Shared streaming subscriptions have been a hot industry topic lately. And for good reason, as it means lost revenues for the actors. As many as three million SVOD subscriptions in the Nordics are currently accessed using another household’s subscription. This is concluded in Mediavision’s latest analysis of the Nordic TV and streaming market.
Three million SVOD subscriptions in the Nordics are currently borrowed from another household, i.e., giving access to the service without paying for it. Looking at all subscriptions for the 15 largest SVOD services, close to 20 percent is shared with a non-paying household. Netflix has the highest share of borrowed subscriptions, with close to a million Nordic households stating they have access without paying. This is shown in Mediavision’s latest analysis of the Nordic TV and streaming market.
Mediavision also asked households that currently borrow subscriptions, how they would act if sharing was no longer possible. Just over half of the borrowed subscriptions would not be replaced with a paid one, i.e. the household would instead waive the service. But it is also clear that many of those that borrow subscriptions also pay themselves – but for other services. Maybe the so-called hybrid services i.e., less expensive, and partly ad-financed subscriptions, would be an alternative for them.

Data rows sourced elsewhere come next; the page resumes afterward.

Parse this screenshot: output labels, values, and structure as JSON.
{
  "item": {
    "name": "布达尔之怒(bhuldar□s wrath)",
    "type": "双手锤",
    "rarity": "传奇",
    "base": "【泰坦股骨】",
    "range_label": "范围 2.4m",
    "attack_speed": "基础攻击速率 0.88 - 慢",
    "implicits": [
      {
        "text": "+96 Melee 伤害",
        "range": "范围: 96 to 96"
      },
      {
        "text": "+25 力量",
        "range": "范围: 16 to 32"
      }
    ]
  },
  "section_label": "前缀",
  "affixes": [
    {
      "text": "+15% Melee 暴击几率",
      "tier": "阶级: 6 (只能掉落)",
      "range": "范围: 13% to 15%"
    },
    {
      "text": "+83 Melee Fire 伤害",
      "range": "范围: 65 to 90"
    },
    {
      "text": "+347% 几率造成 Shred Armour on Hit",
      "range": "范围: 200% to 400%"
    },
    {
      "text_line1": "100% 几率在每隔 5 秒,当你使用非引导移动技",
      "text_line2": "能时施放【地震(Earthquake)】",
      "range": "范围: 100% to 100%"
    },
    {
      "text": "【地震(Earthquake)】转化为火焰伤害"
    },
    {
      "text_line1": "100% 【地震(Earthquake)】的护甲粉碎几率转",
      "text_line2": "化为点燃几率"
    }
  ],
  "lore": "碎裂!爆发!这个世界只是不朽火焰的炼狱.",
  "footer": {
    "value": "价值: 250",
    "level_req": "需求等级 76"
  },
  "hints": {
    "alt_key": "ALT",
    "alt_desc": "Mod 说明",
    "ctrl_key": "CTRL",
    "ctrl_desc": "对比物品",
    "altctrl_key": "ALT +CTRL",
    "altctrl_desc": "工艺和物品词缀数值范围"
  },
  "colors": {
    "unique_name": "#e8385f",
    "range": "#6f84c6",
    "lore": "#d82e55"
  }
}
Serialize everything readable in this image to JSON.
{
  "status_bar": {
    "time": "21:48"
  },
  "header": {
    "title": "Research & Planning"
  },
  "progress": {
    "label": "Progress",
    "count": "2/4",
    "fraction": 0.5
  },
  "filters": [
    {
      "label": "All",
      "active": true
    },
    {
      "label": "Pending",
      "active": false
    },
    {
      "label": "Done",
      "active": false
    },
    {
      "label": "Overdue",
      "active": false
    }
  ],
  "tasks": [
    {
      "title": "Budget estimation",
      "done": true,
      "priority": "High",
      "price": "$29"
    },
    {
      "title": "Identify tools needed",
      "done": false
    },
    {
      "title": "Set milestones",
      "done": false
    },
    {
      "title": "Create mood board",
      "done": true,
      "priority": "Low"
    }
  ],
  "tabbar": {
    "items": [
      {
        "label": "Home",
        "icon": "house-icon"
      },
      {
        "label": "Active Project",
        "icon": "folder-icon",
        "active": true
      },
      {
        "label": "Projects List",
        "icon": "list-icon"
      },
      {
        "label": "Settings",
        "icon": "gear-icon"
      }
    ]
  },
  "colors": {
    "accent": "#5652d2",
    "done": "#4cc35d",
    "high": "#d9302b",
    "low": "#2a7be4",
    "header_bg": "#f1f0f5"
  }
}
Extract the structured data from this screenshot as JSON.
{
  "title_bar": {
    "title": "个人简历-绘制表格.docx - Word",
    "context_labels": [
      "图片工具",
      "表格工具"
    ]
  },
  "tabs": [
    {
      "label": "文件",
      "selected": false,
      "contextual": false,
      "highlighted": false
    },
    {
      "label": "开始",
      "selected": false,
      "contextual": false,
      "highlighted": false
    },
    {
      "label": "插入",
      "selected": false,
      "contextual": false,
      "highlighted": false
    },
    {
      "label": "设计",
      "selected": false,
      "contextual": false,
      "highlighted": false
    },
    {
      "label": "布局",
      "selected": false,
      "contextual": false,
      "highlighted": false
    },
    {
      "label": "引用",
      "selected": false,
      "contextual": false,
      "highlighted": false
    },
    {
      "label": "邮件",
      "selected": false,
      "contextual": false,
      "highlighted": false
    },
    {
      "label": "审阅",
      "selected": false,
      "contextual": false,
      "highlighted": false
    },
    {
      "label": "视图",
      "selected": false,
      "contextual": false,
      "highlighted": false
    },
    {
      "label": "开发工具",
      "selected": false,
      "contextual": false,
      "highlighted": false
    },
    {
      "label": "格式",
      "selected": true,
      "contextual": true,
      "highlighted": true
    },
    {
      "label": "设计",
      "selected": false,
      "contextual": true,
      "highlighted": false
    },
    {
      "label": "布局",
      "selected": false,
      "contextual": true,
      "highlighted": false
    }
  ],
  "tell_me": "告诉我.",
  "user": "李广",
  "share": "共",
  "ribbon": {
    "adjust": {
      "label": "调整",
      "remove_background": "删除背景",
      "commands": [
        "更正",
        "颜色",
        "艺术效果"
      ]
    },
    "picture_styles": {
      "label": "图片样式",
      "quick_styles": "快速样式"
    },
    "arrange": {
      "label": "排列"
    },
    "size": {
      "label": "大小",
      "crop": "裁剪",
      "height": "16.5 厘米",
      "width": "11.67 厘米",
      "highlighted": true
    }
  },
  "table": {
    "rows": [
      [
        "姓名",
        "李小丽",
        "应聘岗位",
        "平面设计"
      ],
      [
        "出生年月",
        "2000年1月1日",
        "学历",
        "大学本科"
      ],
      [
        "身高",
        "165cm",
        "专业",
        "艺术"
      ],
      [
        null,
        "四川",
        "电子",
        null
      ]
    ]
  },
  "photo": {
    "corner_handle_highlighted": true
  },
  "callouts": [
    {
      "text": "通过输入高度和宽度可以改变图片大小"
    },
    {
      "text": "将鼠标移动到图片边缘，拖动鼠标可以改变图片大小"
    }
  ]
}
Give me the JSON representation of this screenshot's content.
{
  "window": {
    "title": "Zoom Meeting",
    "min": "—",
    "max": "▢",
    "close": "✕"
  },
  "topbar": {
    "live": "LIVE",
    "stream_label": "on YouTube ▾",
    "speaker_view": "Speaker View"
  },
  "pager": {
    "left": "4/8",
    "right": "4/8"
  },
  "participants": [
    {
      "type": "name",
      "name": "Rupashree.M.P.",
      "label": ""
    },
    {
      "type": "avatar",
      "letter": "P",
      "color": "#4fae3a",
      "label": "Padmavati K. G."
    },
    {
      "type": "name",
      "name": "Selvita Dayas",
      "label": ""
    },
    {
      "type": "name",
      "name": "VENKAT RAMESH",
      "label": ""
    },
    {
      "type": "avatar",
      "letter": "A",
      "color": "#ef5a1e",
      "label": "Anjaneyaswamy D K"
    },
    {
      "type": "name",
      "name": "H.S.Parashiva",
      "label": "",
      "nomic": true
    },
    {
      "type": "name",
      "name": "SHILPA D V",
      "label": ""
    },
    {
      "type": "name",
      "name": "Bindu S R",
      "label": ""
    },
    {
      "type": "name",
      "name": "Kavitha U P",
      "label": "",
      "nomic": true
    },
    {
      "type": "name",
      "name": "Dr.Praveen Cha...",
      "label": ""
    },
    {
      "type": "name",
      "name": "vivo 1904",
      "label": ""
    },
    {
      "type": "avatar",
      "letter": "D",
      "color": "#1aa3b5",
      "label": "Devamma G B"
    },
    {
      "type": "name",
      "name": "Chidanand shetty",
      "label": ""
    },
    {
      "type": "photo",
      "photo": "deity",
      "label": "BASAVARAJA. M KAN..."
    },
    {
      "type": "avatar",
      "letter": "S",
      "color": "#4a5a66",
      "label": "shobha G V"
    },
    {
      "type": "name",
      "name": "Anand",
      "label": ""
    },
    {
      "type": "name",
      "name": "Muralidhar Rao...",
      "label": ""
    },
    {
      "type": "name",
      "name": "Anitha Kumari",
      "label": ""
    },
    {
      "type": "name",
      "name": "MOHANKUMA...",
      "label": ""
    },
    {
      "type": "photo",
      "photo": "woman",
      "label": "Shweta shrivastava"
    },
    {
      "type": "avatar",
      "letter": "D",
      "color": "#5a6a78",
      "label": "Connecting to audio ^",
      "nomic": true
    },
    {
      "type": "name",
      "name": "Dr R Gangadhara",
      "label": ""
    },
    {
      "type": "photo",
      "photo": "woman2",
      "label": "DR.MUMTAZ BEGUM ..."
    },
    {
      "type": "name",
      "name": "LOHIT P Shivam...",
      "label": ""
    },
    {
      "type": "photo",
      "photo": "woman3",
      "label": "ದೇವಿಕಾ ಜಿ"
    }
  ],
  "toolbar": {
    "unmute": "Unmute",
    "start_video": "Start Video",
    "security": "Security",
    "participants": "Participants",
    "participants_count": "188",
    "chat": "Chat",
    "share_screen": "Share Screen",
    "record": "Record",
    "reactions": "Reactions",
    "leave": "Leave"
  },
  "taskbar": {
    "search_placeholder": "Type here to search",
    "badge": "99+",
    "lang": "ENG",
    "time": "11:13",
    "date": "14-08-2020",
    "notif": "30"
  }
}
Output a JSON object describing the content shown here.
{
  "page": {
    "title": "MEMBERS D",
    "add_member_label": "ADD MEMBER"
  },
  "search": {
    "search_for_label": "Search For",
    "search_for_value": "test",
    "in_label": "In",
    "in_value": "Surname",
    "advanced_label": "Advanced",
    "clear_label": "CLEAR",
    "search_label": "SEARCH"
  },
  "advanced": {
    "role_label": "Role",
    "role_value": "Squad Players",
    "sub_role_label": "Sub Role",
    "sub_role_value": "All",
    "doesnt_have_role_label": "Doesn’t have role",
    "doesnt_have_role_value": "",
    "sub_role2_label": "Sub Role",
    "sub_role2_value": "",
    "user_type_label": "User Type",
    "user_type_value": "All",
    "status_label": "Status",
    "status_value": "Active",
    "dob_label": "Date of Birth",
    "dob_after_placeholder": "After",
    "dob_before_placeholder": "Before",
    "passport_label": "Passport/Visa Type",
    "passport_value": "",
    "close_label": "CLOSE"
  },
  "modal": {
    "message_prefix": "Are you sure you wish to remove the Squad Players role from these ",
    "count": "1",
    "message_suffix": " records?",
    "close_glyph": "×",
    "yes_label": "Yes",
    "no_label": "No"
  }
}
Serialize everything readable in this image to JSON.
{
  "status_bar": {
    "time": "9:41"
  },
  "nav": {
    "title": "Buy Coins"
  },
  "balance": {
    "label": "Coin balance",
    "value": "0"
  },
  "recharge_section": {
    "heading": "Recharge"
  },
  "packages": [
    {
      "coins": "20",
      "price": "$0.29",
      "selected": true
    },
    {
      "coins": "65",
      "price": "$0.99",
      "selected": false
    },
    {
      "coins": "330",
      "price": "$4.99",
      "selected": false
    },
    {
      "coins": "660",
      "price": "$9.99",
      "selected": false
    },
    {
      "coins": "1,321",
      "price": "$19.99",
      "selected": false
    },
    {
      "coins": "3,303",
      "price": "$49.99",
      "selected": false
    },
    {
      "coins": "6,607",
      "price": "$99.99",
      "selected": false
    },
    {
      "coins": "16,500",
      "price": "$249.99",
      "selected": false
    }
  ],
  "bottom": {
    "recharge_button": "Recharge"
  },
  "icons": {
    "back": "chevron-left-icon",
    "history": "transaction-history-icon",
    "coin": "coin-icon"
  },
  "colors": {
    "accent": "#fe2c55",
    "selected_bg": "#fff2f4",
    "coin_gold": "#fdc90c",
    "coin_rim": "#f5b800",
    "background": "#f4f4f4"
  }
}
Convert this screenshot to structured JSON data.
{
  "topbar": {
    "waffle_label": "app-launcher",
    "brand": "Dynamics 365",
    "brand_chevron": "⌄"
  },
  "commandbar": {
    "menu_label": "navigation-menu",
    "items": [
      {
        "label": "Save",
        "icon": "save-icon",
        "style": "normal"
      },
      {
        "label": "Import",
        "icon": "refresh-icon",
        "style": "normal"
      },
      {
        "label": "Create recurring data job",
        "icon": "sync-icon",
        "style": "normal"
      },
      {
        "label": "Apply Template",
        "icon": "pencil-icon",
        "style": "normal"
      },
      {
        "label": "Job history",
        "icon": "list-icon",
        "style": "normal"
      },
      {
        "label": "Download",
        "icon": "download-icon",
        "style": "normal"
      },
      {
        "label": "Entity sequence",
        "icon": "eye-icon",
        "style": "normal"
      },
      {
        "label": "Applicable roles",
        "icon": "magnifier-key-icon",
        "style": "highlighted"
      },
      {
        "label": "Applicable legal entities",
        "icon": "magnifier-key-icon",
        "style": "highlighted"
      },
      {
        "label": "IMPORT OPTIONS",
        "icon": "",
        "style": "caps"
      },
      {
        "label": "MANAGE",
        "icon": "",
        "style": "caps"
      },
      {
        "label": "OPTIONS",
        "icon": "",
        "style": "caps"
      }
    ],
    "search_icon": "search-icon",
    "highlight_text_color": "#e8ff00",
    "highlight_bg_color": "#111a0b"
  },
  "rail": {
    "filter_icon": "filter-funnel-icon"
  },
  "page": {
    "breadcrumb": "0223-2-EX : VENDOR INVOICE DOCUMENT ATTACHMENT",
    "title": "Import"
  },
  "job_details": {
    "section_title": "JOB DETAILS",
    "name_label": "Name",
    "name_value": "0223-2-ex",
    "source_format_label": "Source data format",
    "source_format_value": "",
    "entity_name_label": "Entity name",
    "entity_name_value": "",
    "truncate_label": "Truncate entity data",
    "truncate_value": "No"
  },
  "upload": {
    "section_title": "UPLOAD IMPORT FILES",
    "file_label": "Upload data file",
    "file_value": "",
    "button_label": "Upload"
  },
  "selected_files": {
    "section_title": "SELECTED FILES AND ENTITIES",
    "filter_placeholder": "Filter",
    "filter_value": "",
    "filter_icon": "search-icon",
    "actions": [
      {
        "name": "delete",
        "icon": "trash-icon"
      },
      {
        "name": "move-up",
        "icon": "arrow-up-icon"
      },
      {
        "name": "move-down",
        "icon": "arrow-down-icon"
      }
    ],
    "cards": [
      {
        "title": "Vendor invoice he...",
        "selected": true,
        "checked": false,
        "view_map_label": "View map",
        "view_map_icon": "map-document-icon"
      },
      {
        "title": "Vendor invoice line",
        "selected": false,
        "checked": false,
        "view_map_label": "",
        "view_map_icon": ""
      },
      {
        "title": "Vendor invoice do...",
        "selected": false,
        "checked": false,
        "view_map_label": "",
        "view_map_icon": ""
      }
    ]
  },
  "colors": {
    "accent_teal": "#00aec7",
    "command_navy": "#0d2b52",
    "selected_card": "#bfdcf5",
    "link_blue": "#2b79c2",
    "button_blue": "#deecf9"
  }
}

It is a challenge for SVOD actors that so many subscriptions are shared, comments Marie Nilsson, CEO at Mediavision. But perhaps cheaper, partly ad-financed, services can become a solution and a way to reduce sharing. There are many indications that 2023 will be the year of wider subscription options being established. For growth it is important to have more paid subscriptions, says Marie Nilsson. BCS Bureau